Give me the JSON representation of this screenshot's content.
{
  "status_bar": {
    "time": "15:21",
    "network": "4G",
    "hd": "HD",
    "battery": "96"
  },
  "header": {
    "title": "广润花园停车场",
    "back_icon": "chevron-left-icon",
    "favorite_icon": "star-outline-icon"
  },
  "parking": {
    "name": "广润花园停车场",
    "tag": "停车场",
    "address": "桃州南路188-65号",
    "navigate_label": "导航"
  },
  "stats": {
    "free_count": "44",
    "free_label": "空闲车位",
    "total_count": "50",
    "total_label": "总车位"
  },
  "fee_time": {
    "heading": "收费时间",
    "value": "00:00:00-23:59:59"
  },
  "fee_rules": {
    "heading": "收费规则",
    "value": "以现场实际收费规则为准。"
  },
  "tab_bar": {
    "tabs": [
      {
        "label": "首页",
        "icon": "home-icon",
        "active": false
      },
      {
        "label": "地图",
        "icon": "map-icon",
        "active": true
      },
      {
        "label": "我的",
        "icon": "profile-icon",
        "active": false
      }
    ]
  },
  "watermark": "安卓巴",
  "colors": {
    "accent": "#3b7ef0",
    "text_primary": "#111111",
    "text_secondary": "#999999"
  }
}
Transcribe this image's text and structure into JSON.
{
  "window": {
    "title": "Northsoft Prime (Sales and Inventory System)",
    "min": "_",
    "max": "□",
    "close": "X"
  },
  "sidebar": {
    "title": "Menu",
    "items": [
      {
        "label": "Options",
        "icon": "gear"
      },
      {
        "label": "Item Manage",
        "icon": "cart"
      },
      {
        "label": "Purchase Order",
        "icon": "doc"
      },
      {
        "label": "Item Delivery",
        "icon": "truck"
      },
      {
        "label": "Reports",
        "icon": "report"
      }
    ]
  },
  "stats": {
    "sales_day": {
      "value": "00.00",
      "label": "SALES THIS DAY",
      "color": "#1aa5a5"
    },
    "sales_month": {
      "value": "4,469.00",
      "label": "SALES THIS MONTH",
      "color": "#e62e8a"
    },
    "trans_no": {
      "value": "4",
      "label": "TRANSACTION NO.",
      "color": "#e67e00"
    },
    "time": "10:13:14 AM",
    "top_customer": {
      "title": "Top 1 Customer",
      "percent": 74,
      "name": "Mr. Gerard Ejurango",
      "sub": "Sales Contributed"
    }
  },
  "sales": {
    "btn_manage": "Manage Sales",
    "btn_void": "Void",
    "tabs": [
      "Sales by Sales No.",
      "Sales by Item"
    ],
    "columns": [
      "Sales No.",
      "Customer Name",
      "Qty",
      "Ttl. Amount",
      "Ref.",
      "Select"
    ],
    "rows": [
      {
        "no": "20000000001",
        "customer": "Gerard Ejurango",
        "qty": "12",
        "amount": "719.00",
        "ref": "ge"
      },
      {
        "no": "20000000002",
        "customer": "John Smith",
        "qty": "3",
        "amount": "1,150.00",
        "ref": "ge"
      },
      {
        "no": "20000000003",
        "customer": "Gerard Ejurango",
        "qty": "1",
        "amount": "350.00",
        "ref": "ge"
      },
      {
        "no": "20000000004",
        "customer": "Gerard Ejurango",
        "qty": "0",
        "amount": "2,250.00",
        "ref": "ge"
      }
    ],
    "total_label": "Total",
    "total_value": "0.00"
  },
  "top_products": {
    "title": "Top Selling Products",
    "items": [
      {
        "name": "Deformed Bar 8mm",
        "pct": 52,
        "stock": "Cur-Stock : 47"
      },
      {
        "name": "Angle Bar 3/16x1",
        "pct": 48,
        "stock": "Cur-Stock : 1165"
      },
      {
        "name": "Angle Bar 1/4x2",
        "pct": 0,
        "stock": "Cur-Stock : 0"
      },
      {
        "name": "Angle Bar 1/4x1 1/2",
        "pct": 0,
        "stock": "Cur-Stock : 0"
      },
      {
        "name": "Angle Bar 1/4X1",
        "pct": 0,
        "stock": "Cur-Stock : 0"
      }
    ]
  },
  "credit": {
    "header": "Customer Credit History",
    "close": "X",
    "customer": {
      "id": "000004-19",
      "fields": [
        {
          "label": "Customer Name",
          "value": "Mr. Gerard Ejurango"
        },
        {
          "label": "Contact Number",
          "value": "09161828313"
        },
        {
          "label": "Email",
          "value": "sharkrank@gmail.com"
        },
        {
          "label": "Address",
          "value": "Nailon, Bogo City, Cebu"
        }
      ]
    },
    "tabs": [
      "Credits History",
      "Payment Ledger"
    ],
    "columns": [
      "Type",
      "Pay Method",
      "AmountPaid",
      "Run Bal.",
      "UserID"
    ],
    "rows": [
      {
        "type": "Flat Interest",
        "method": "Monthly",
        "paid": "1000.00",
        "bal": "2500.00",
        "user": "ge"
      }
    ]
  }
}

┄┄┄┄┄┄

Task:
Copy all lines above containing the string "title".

Expected output:
    "title": "广润花园停车场",
    "title": "Northsoft Prime (Sales and Inventory System)",
    "title": "Menu",
      "title": "Top 1 Customer",
    "title": "Top Selling Products",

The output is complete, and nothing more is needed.